-- Provided records follows --

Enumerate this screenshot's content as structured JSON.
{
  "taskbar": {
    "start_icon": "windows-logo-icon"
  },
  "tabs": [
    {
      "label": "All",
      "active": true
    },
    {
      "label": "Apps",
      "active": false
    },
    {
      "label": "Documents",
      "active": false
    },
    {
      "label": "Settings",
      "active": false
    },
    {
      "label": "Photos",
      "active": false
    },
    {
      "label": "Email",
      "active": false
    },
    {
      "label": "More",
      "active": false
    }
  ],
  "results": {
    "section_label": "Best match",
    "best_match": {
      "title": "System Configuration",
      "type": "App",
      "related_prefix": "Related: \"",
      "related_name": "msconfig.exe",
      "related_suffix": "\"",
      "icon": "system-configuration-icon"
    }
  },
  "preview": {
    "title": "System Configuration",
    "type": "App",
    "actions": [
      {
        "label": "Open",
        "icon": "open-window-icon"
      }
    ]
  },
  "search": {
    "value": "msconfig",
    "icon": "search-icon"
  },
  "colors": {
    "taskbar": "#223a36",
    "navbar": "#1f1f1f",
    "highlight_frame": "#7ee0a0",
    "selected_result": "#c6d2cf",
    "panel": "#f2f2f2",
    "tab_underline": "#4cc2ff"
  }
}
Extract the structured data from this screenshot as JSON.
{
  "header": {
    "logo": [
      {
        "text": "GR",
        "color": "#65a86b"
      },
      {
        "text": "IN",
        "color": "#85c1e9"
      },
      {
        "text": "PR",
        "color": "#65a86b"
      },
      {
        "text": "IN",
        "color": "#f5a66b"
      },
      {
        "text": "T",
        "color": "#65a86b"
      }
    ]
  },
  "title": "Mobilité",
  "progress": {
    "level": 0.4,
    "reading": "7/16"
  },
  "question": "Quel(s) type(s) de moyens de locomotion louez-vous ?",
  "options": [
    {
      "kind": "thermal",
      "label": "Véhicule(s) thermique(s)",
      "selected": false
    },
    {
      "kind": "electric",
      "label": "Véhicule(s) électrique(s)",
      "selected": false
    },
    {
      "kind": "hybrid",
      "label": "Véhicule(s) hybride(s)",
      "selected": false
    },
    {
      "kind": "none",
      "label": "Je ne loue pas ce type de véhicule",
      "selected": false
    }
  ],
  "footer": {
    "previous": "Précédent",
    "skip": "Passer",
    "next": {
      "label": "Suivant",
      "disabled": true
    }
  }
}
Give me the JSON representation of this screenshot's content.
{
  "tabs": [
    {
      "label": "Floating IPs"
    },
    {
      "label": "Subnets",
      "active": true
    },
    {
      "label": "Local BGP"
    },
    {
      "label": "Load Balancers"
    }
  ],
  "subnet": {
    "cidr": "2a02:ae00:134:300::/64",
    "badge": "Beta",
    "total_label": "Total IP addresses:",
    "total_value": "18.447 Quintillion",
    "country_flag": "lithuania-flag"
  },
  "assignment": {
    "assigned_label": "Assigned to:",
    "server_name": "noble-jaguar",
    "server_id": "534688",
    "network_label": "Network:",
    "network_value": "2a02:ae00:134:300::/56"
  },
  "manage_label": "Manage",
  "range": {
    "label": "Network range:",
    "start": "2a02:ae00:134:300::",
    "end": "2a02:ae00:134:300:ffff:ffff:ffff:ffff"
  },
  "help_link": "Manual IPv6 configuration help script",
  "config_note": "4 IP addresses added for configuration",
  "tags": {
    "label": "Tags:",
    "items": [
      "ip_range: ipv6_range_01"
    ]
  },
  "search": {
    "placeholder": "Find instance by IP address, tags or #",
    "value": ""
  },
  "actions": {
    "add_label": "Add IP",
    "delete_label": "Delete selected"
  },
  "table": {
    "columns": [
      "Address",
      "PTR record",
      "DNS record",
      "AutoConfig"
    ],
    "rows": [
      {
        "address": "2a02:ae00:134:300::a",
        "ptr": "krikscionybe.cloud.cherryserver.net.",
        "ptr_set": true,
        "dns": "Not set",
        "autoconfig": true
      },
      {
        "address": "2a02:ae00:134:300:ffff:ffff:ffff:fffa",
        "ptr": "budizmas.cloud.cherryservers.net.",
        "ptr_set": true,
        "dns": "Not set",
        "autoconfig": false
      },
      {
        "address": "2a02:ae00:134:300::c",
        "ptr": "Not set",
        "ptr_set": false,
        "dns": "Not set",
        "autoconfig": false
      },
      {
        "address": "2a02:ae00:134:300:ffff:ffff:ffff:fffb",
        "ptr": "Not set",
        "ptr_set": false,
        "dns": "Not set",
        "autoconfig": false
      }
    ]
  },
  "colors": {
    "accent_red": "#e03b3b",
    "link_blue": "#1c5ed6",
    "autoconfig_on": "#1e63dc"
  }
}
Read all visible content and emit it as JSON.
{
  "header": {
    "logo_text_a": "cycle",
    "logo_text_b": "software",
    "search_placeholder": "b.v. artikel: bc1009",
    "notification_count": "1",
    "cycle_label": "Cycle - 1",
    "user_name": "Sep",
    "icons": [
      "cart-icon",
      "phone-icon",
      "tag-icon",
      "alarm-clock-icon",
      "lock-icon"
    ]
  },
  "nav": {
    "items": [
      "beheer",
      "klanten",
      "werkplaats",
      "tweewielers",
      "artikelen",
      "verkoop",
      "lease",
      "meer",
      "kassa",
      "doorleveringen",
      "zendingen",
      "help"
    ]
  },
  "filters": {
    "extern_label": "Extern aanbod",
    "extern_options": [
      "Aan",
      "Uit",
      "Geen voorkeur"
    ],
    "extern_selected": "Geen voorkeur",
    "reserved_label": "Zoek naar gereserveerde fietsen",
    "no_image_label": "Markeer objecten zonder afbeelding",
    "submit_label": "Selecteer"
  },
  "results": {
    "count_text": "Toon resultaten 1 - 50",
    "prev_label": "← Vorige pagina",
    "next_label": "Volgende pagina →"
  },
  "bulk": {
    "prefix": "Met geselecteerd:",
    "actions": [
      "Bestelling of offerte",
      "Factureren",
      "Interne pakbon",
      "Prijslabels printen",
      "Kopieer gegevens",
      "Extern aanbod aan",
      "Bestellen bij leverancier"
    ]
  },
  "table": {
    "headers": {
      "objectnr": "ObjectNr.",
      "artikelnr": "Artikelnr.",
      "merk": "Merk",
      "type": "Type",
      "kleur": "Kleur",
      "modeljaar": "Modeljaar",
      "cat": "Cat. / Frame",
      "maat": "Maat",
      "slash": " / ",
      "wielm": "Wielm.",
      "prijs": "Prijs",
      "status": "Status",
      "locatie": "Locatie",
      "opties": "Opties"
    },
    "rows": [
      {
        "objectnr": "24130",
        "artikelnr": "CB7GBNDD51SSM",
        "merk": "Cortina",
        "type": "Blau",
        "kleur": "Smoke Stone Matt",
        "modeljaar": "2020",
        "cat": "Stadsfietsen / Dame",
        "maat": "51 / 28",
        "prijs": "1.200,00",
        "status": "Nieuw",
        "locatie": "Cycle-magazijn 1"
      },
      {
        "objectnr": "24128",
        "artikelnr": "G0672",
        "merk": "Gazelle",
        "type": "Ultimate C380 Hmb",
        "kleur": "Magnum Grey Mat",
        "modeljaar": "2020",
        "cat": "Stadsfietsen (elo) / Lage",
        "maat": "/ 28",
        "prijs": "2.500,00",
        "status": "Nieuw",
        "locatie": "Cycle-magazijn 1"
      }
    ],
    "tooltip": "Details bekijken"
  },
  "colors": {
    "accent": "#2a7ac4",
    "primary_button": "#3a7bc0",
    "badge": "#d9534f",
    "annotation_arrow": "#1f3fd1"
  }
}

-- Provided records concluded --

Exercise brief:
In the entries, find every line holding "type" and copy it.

Worked solution:
      "type": "App",
    "type": "App",
  "question": "Quel(s) type(s) de moyens de locomotion louez-vous ?",
      "label": "Je ne loue pas ce type de véhicule",
      "type": "Type",
        "type": "Blau",
        "type": "Ultimate C380 Hmb",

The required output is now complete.